St. Ann’s Reopens in DUMBO with Powerful ‘Mies Julie’

Hilda Chronje and Bongile Mantsai in 'Mies Julie (Photo by Pavel Antonov)

As waterfront businesses and theater venues across the borough dug out, repaired, and assessed damage two weeks after Sandy, one DUMBO venue quietly opened its brand-new doors to the public. Veteran presenting space St. Ann’s Warehouse left its longtime home at 38 Water Street in the spring of 2012, promising a speedy return. This new opening in the wake of the storm mirrors an earlier time for St. Ann’s, which opened the Warehouse on Water Street just after September 11, 2001. The new space, at 29 Jay Street, resembles the old in its deceptively unassuming entrance (a modest red door), and in the cavernous height of its ceilings. The familiar posters from past productions line the dimly lit walls, which are painted the same reds and grays. The lobby space is more confined and businesslike, with less room to wander.

In full knowledge that a certain breed of audience member was prone to getting lost on the way to their old, established location, St. Ann’s takes no chances with the new one, contacting ticketholders by email the day before to remind them of the change and to suggest directions. Despite their best efforts, I arrived late (and I blame the C train, but that’s no excuse), and was humbly grateful at the lack of the deserved shaming on behalf of venue staff.

The theater space, as best as can be told from one production, is very similar to that of the old St. Ann’s space—tall, curtained, and flexible.

In either location, St. Ann’s attracts or selects pieces that make extensive use of fog, further broadening the space’s perceived dimensions, and in this, season opener Mies Julie is no exception. The fog machine pumps for the better part of the 90-minute production, accompanied by the near-constant hum and thrum of onstage and offstage musicians and the ghostly gliding of a menacing ‘ancestor.’

Mies Julie is an adaptation of August Strindberg’s 1888 play Miss Julie, a play that is often seen as one of the first ‘naturalistic’ pieces.

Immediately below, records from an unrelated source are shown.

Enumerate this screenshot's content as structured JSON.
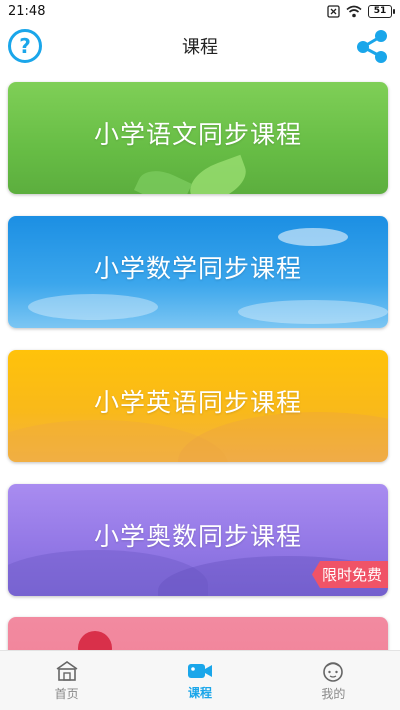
{
  "status_bar": {
    "time": "21:48",
    "battery": "51"
  },
  "header": {
    "title": "课程",
    "help_icon": "question-circle-icon",
    "share_icon": "share-icon"
  },
  "colors": {
    "accent": "#1aa6ea",
    "free_badge": "#f05367"
  },
  "courses": [
    {
      "title": "小学语文同步课程",
      "theme": "green-leaves"
    },
    {
      "title": "小学数学同步课程",
      "theme": "blue-sky"
    },
    {
      "title": "小学英语同步课程",
      "theme": "yellow-desert"
    },
    {
      "title": "小学奥数同步课程",
      "theme": "purple-mountains",
      "badge": "限时免费"
    },
    {
      "title": "",
      "theme": "pink"
    }
  ],
  "tabs": [
    {
      "label": "首页",
      "icon": "home-icon",
      "active": false
    },
    {
      "label": "课程",
      "icon": "video-camera-icon",
      "active": true
    },
    {
      "label": "我的",
      "icon": "face-icon",
      "active": false
    }
  ]
}
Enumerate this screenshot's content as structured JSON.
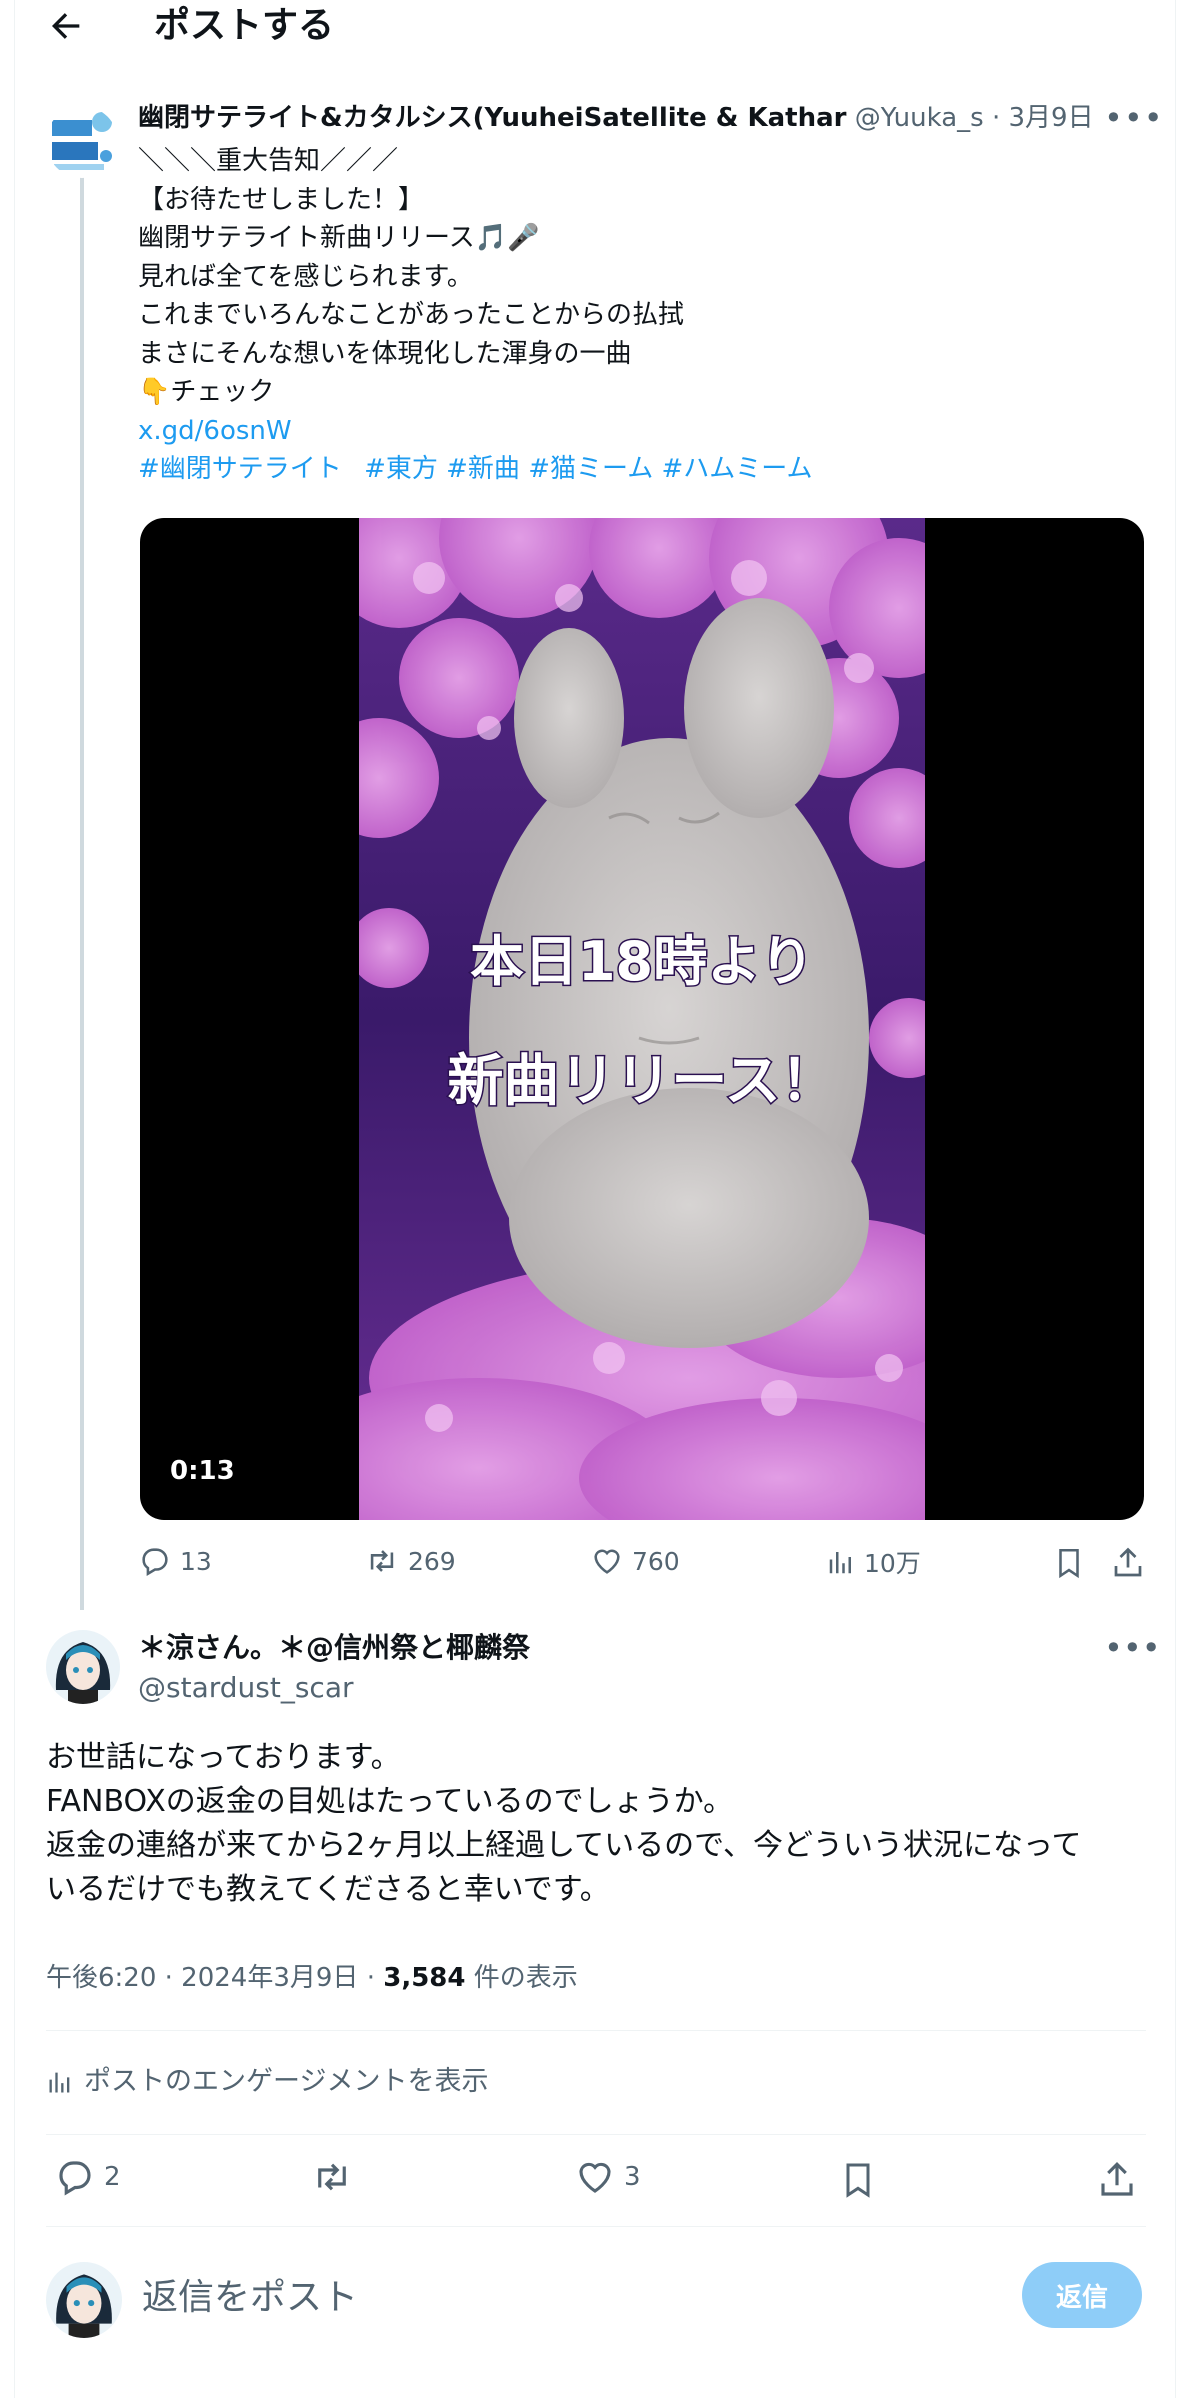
{
  "header": {
    "title": "ポストする"
  },
  "quoted_post": {
    "author_name": "幽閉サテライト&カタルシス(YuuheiSatellite & Kathar",
    "author_handle": "@Yuuka_s",
    "date": "· 3月9日",
    "lines": [
      "＼＼＼重大告知／／／",
      "【お待たせしました！】",
      "幽閉サテライト新曲リリース🎵🎤",
      "見れば全てを感じられます。",
      "これまでいろんなことがあったことからの払拭",
      "まさにそんな想いを体現化した渾身の一曲",
      "👇チェック"
    ],
    "link": "x.gd/6osnW",
    "hashtags": [
      "#幽閉サテライト",
      "#東方",
      "#新曲",
      "#猫ミーム",
      "#ハムミーム"
    ],
    "video": {
      "caption_line1": "本日18時より",
      "caption_line2": "新曲リリース！",
      "duration": "0:13"
    },
    "stats": {
      "replies": "13",
      "reposts": "269",
      "likes": "760",
      "views": "10万"
    }
  },
  "reply_post": {
    "author_name": "＊涼さん。＊@信州祭と椰麟祭",
    "author_handle": "@stardust_scar",
    "lines": [
      "お世話になっております。",
      "FANBOXの返金の目処はたっているのでしょうか。",
      "返金の連絡が来てから2ヶ月以上経過しているので、今どういう状況になって",
      "いるだけでも教えてくださると幸いです。"
    ],
    "time": "午後6:20 · 2024年3月9日 · ",
    "views_count": "3,584",
    "views_label": " 件の表示",
    "engagement_label": "ポストのエンゲージメントを表示",
    "stats": {
      "replies": "2",
      "likes": "3"
    }
  },
  "composer": {
    "placeholder": "返信をポスト",
    "button_label": "返信"
  },
  "icons": [
    "back-arrow-icon",
    "more-icon",
    "reply-icon",
    "repost-icon",
    "like-icon",
    "views-icon",
    "bookmark-icon",
    "share-icon",
    "analytics-icon"
  ],
  "colors": {
    "link": "#1d9bf0",
    "muted": "#536471",
    "reply_button": "#8ecdf8",
    "petal_pink": "#e58fe0",
    "night_purple": "#4a1f7a"
  }
}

Mies Julie retains the kitchen setting and the class and sex warfare of the original, but uses both for its own purposes, to tell a modern South African story. The place is the ‘semi-desert’ Karoo farming region. Writer/Director Yael Farber has taken a free hand to the text, switching up the identity of one of the characters, and bringing several climatic offstage scenes onstage.

The result is powerful (and very bloody), and Hilda Chronje (as Boer heiress Julie) and Bongile Mantsai (as ‘Kaffir’ valet John) have a changeable and dangerous chemistry. The production’s impact is undermined, though, by its didacticism, a flaw it shares with the original. The symbolism! The pain! The nakedness! The relentless significance verging on lecture is a little much, but it’s easy to imagine that it hit a more dangerous nerve in even today’s South Africa, as Miss Julie did at its long-ago premiere. No one could call this kind of theater subtle, but it is raw, watchable, and fast-paced.

Mies Julie opened on November 11 and runs through December 2 (tickets start at $35 for members, $40 for general public). See the website at stannswarehouse.org for the rest of the winter season. Welcome back, St. Ann’s.